After opening the restaurant, naturally you would evaluate how busy it is. If you found it was only at 50% capacity at most, you’d most likely look into what wasn’t working, right?
Which brings us to our point: creating a successful wellness program is much like running a successful business. It takes a considerable amount of research, feedback, evaluation, and implementation. What happens when you don’t do this is also similar in both scenarios: you waste a lot of time and money giving people what they don’t want, don’t need, or won’t use.
So what should you be tracking? Here is a pretty in-depth article about metrics you can track that will provide you with valuable information regarding your wellness program. However, if you’re just starting out, this can be pretty overwhelming.

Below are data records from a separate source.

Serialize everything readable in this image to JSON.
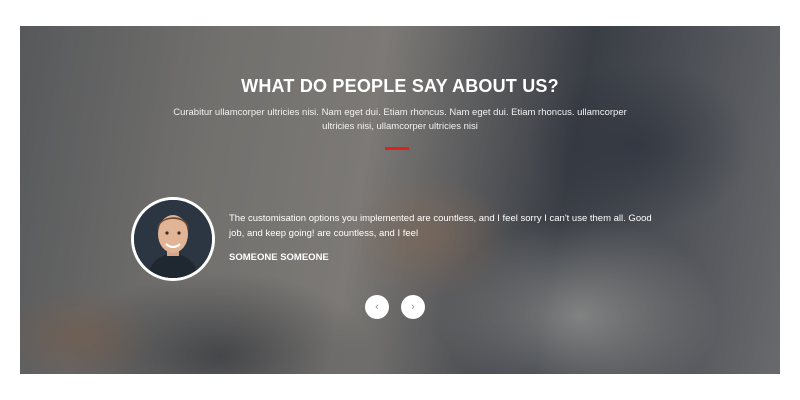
{
  "testimonials": {
    "heading": "WHAT DO PEOPLE SAY ABOUT US?",
    "subheading": "Curabitur ullamcorper ultricies nisi. Nam eget dui. Etiam rhoncus. Nam eget dui. Etiam rhoncus. ullamcorper ultricies nisi, ullamcorper ultricies nisi",
    "accent_color": "#e01f1f",
    "quote": "The customisation options you implemented are countless, and I feel sorry I can't use them all. Good job, and keep going! are countless, and I feel",
    "author": "SOMEONE SOMEONE",
    "prev_icon": "chevron-left-icon",
    "next_icon": "chevron-right-icon",
    "prev_glyph": "‹",
    "next_glyph": "›"
  }
}
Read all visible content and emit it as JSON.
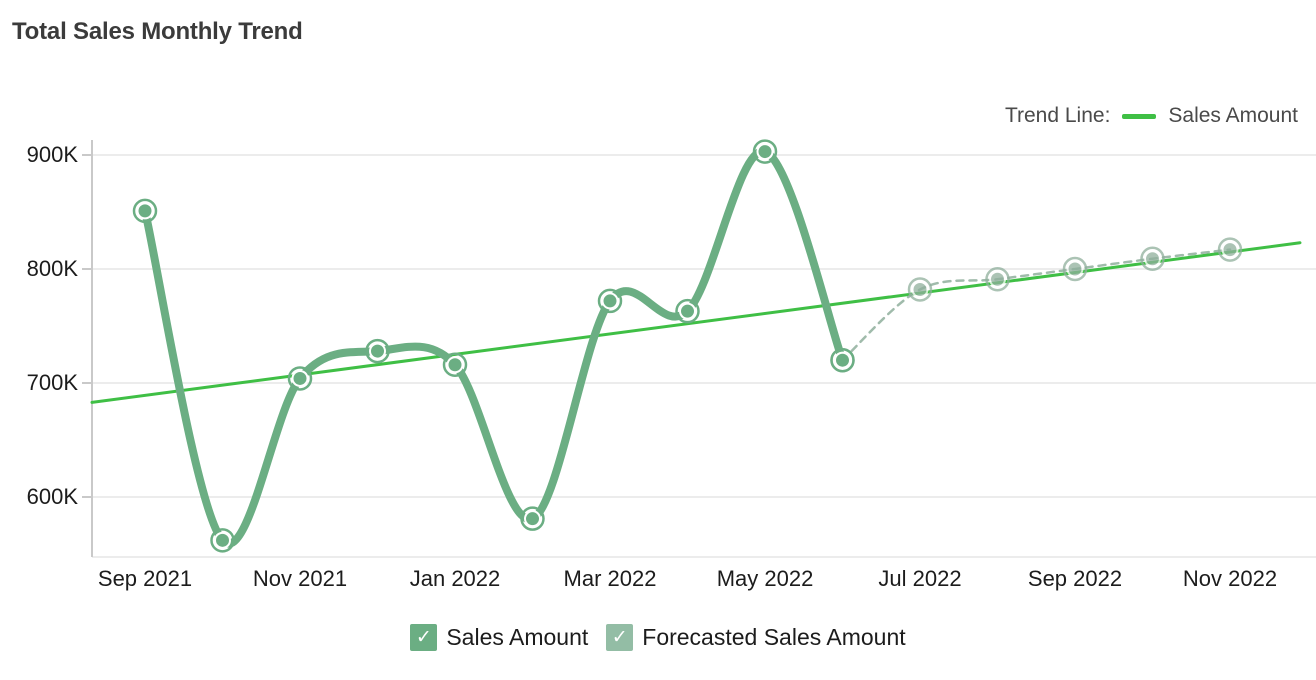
{
  "title": "Total Sales Monthly Trend",
  "trend_legend": {
    "label": "Trend Line:",
    "series_label": "Sales Amount",
    "swatch_name": "trend-line-swatch"
  },
  "series_legend": [
    {
      "label": "Sales Amount",
      "checked": "✓",
      "color": "#6BAE83",
      "name": "legend-sales-amount"
    },
    {
      "label": "Forecasted Sales Amount",
      "checked": "✓",
      "color": "#93BDA5",
      "name": "legend-forecasted-sales-amount"
    }
  ],
  "colors": {
    "actual_line": "#6BAE83",
    "forecast_line": "#8FAF9C",
    "trend_line": "#3FBF45",
    "grid": "#ececec",
    "axis": "#c9c9c9",
    "text": "#1c1c1c",
    "title": "#3b3b3b"
  },
  "chart_data": {
    "type": "line",
    "title": "Total Sales Monthly Trend",
    "xlabel": "",
    "ylabel": "",
    "ylim": [
      540000,
      930000
    ],
    "yticks": [
      600000,
      700000,
      800000,
      900000
    ],
    "ytick_labels": [
      "600K",
      "700K",
      "800K",
      "900K"
    ],
    "grid": true,
    "legend_position": "bottom-center",
    "x": [
      "Sep 2021",
      "Oct 2021",
      "Nov 2021",
      "Dec 2021",
      "Jan 2022",
      "Feb 2022",
      "Mar 2022",
      "Apr 2022",
      "May 2022",
      "Jun 2022",
      "Jul 2022",
      "Aug 2022",
      "Sep 2022",
      "Oct 2022",
      "Nov 2022"
    ],
    "xtick_labels": [
      "Sep 2021",
      "Nov 2021",
      "Jan 2022",
      "Mar 2022",
      "May 2022",
      "Jul 2022",
      "Sep 2022",
      "Nov 2022"
    ],
    "xtick_indices": [
      0,
      2,
      4,
      6,
      8,
      10,
      12,
      14
    ],
    "series": [
      {
        "name": "Sales Amount",
        "style": "solid-spline",
        "color": "#6BAE83",
        "values": [
          851000,
          562000,
          704000,
          728000,
          716000,
          581000,
          772000,
          763000,
          903000,
          720000,
          null,
          null,
          null,
          null,
          null
        ]
      },
      {
        "name": "Forecasted Sales Amount",
        "style": "dashed-spline",
        "color": "#8FAF9C",
        "values": [
          null,
          null,
          null,
          null,
          null,
          null,
          null,
          null,
          null,
          720000,
          782000,
          791000,
          800000,
          809000,
          817000
        ]
      },
      {
        "name": "Trend Line",
        "style": "straight",
        "color": "#3FBF45",
        "values": [
          683000,
          693000,
          703000,
          713000,
          723000,
          733000,
          743000,
          753000,
          763000,
          773000,
          783000,
          793000,
          803000,
          813000,
          823000
        ]
      }
    ]
  }
}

So here are what we believe to be best starting points for tracking metrics and the absolute bare minimum you need to be tracking:
Participation – This one is probably the easiest to track (which means you have NO excuse for not doing it!). Trust us, you’ll be happy you did. Simply track the attendance or utilization for your offerings. For example, if you’re hosting a yoga class, have a signup sheet for participants, which provides you with quantitative and qualitative records of attendance. The names can be used for raffles or other participation incentives/rewards, and the number of participants can tell you if your investment is being utilized – because if people don’t use it, no one is receiving the intended benefit.
Interest – Remember that we mentioned you want to research what people actually want? This is where tracking INTEREST comes in. You need to consistently solicit feedback from employees regarding what they want to see in a wellness program, what they like, and what they don’t like. This can also help you by providing data that can be paired with participation data for further insights. For example, if 45 people sign up for a yoga class, but only 5 show up, you can gather that there is significant interest but either the marketing, incentives, or class times and dates (availability) may need to be refined. If no one signs up, no one cares. Which means you’re not offering the right thing for your employees.